Many people have heard stories about prenuptial agreements not always holding up in court. The reality is that courts will try to uphold private contracts in a New Jersey divorce, provided they were entered into with full knowledge and no coercion.
Historically, judges were suspicious of prenups because they were often used by the more powerful spouse to force the other spouse to agree to unfair terms. But today, prenups are used more routinely and looked at more favorably – when properly entered into.
To be enforced, a prenuptial agreement must be in writing, signed by both parties, and include a full disclosure of all assets and liabilities of both parties. In addition, each party is required to retain their own lawyer to separately represent their individual interests.
During a divorce, the burden is on the spouse challenging the validity of the prenup to show there was coercion in the creation of the agreement. Whether or not there was coercion, a party can challenge portions of the prenup as unconscionable.

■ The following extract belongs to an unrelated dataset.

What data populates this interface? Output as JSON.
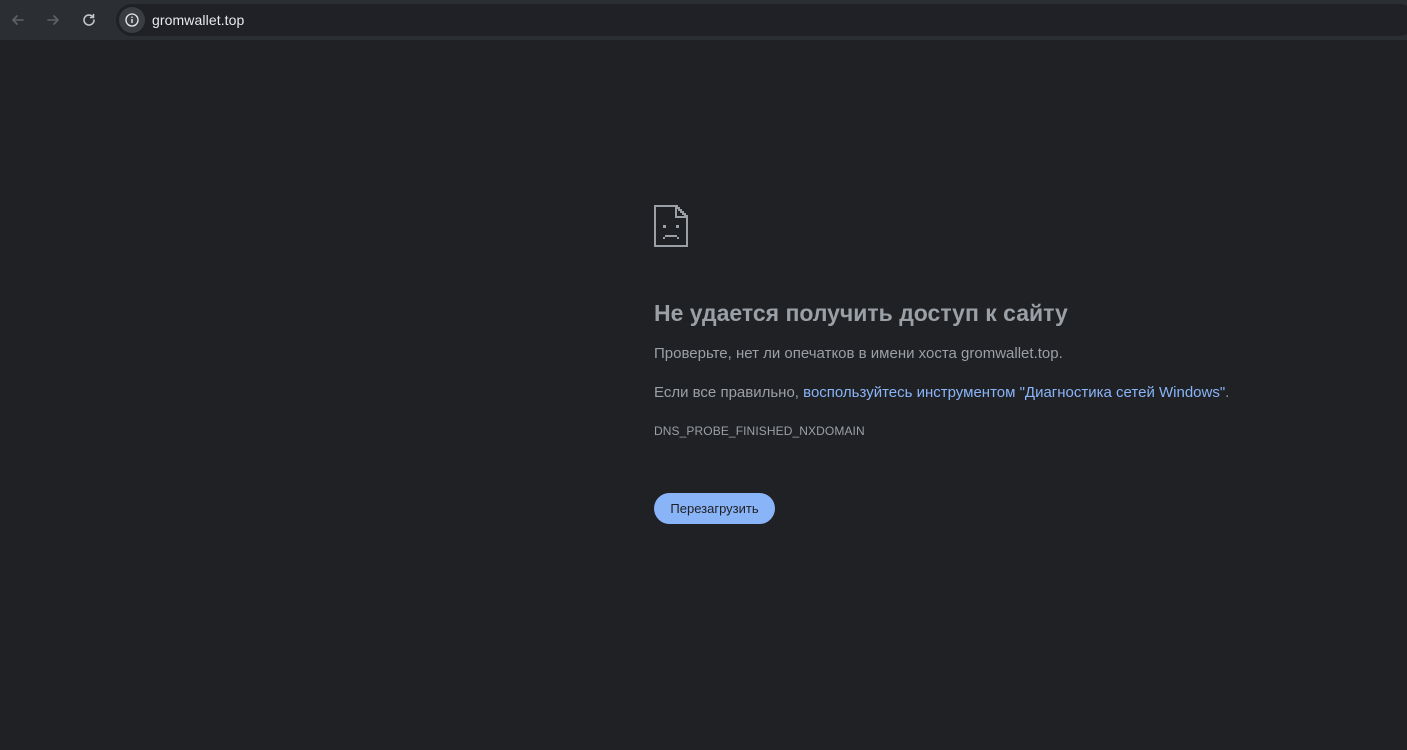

Generally, the prenup is looked at as a regular private contract entered into voluntarily by two adults. There are areas that cannot be agreed to via a prenup. For example, parents cannot make agreements about custody of the children or parenting time via a prenuptial agreement.

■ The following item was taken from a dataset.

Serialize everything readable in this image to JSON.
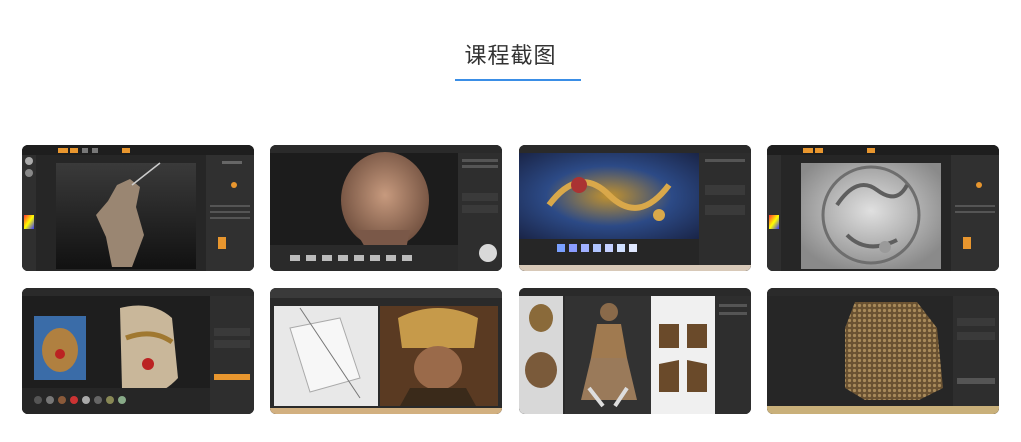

Prenups are most commonly used to protect assets acquired before the marriage, and to set forth how certain properties obtained during the marriage would be distributed. They many times also address the issue of alimony.
If you are considering a prenup, or wondering if yours will hold up in a divorce, consult with attorneys experienced in handling New Jersey divorce issues. Used for the right purposes, prenups can often reduce time and costs of litigation in the event of divorce.